- Dress warmly in loose-fitting, layered, light-weight clothing. Layers can be removed to prevent perspiration and chill. Outer garments should be tightly woven and water repellant. Mittens are warmer than gloves because fingers create warmth when touching.
- If you shovel snow, stretch to help warm up your body. Also, take frequent breaks.
- Avoid overexertion. Cold weather puts added strain on the heart. Unaccustomed exercise such as shoveling snow can bring on a heart attack or make other medical conditions worse.
- Keep dry. Change wet clothing frequently to prevent loss of body heat. Wet clothing loses all of its insulating value.
AFTER THE WINTER STORM
- Frostbite is a severe reaction to cold exposure that can be permanently damaging. Symptoms include: loss of feeling and a white or pale appearance in fingers, toes, or nose and earlobes.
- Hypothermia can be brought on when the body temperature drops to less than 90°F. Symptoms include uncontrollable shivering, slow speech, memory lapses, stumbling, drowsiness, and exhaustion.
- If frostbite or hypothermia is suspected, begin warming the person slowly and seek immediate medical assistance. Warm the person’s trunk first. Use your own body heat to help. Arms and legs should be warmed last because stimulation of the limbs can drive cold blood toward the heart and lead to heart failure. Put the person in dry clothing and wrap their entire body in a blanket.
- Never give a frostbite or hypothermia victim something with caffeine or alcohol in it.Caffeine, a stimulant, can cause the heart to beat faster and alcohol, a depressant, can slow the heart. Both can hasten the ill effects of cold body temperatures.
If you get trapped in your car
- Stay in the car.
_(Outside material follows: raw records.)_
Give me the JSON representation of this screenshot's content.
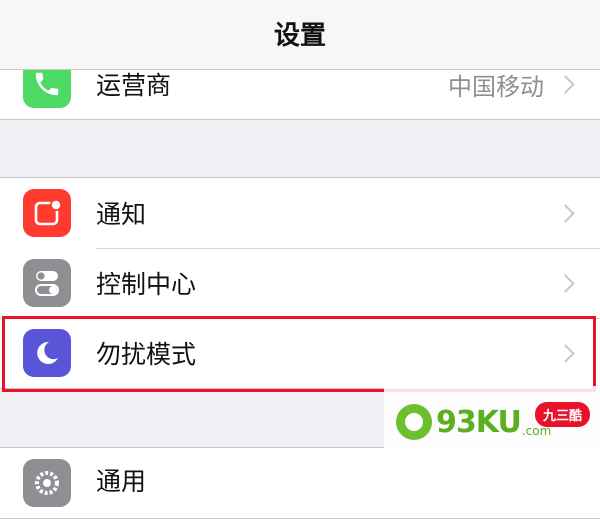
{
  "nav": {
    "title": "设置"
  },
  "rows": {
    "carrier": {
      "label": "运营商",
      "detail": "中国移动",
      "icon": "phone-icon",
      "color": "#4cd964"
    },
    "notifications": {
      "label": "通知",
      "icon": "notification-icon",
      "color": "#ff3b30"
    },
    "control_center": {
      "label": "控制中心",
      "icon": "toggles-icon",
      "color": "#8e8e93"
    },
    "do_not_disturb": {
      "label": "勿扰模式",
      "icon": "moon-icon",
      "color": "#5856d6"
    },
    "general": {
      "label": "通用",
      "icon": "gear-icon",
      "color": "#8e8e93"
    }
  },
  "highlight_color": "#e8132a",
  "watermark": {
    "text": "93KU",
    "suffix": ".com",
    "badge": "九三酷"
  }
}
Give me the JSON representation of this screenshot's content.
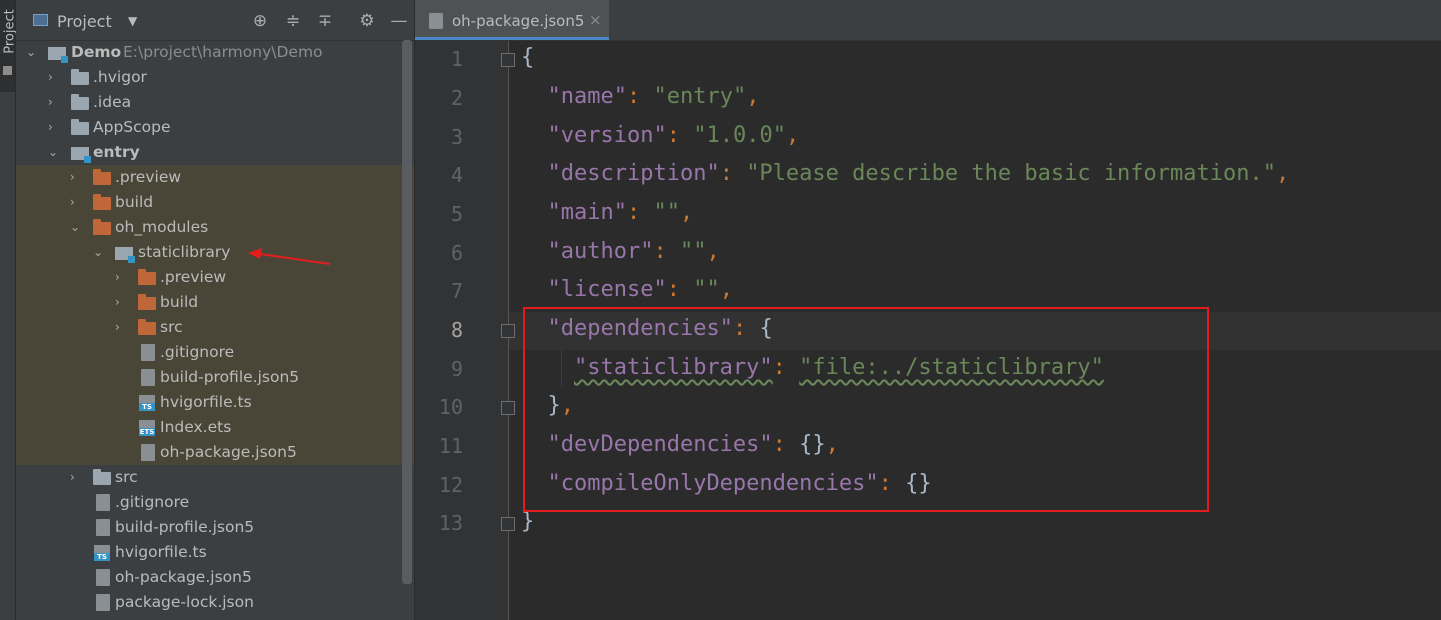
{
  "side_strip": {
    "tab_label": "Project"
  },
  "panel": {
    "title": "Project",
    "tools": [
      "locate-icon",
      "expand-all-icon",
      "collapse-all-icon",
      "gear-icon",
      "minimize-icon"
    ]
  },
  "tree": [
    {
      "label": "Demo",
      "hint": "E:\\project\\harmony\\Demo",
      "icon": "module-icon",
      "expanded": true
    },
    {
      "label": ".hvigor",
      "icon": "folder-icon"
    },
    {
      "label": ".idea",
      "icon": "folder-icon"
    },
    {
      "label": "AppScope",
      "icon": "folder-icon"
    },
    {
      "label": "entry",
      "icon": "module-icon",
      "expanded": true
    },
    {
      "label": ".preview",
      "icon": "folder-icon"
    },
    {
      "label": "build",
      "icon": "folder-icon"
    },
    {
      "label": "oh_modules",
      "icon": "folder-icon",
      "expanded": true
    },
    {
      "label": "staticlibrary",
      "icon": "module-icon",
      "expanded": true
    },
    {
      "label": ".preview",
      "icon": "folder-icon"
    },
    {
      "label": "build",
      "icon": "folder-icon"
    },
    {
      "label": "src",
      "icon": "folder-icon"
    },
    {
      "label": ".gitignore",
      "icon": "file-icon"
    },
    {
      "label": "build-profile.json5",
      "icon": "json-icon"
    },
    {
      "label": "hvigorfile.ts",
      "icon": "ts-icon"
    },
    {
      "label": "Index.ets",
      "icon": "ets-icon"
    },
    {
      "label": "oh-package.json5",
      "icon": "json-icon"
    },
    {
      "label": "src",
      "icon": "folder-icon"
    },
    {
      "label": ".gitignore",
      "icon": "file-icon"
    },
    {
      "label": "build-profile.json5",
      "icon": "json-icon"
    },
    {
      "label": "hvigorfile.ts",
      "icon": "ts-icon"
    },
    {
      "label": "oh-package.json5",
      "icon": "json-icon"
    },
    {
      "label": "package-lock.json",
      "icon": "json-icon"
    }
  ],
  "editor": {
    "tab_label": "oh-package.json5",
    "tab_close": "×",
    "line_numbers": [
      "1",
      "2",
      "3",
      "4",
      "5",
      "6",
      "7",
      "8",
      "9",
      "10",
      "11",
      "12",
      "13"
    ],
    "active_line": "8",
    "code": {
      "l1_brace": "{",
      "l2_key": "\"name\"",
      "l2_val": "\"entry\"",
      "l3_key": "\"version\"",
      "l3_val": "\"1.0.0\"",
      "l4_key": "\"description\"",
      "l4_val": "\"Please describe the basic information.\"",
      "l5_key": "\"main\"",
      "l5_val": "\"\"",
      "l6_key": "\"author\"",
      "l6_val": "\"\"",
      "l7_key": "\"license\"",
      "l7_val": "\"\"",
      "l8_key": "\"dependencies\"",
      "l8_brace": "{",
      "l9_key": "\"staticlibrary\"",
      "l9_val": "\"file:../staticlibrary\"",
      "l10_brace": "}",
      "l11_key": "\"devDependencies\"",
      "l11_val": "{}",
      "l12_key": "\"compileOnlyDependencies\"",
      "l12_val": "{}",
      "l13_brace": "}",
      "colon": ": ",
      "comma": ","
    }
  },
  "colors": {
    "annotation_red": "#e31d1d",
    "accent_blue": "#4a88c7"
  }
}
Do not leave to search for assistance unless help is visible within 100 yards. You may become disoriented and lost in blowing and drifting snow.
- Hang a brightly-colored cloth on the radio antenna and raise the hood to draw attention.
- Do minor exercises to keep up circulation. Clap hands and move arms and legs. Try not to stay in one position for too long. If more than one person is in the car, take turns sleeping.
- Avoid overexertion. Cold weather puts an added strain on the heart. Unaccustomed exercise like snow shoveling or pushing a car can bring on a heart attack or make other medical conditions worse.
- Run the engine occasionally to keep warm. Turn the engine on for about 10 minutes each hour. Run the heater and turn on the dome light while the car is running. Beware of carbon monoxide poisoning. Keep the exhaust pipe clear of snow, and open a downwind window slightly for ventilation.
- For warmth, huddle together.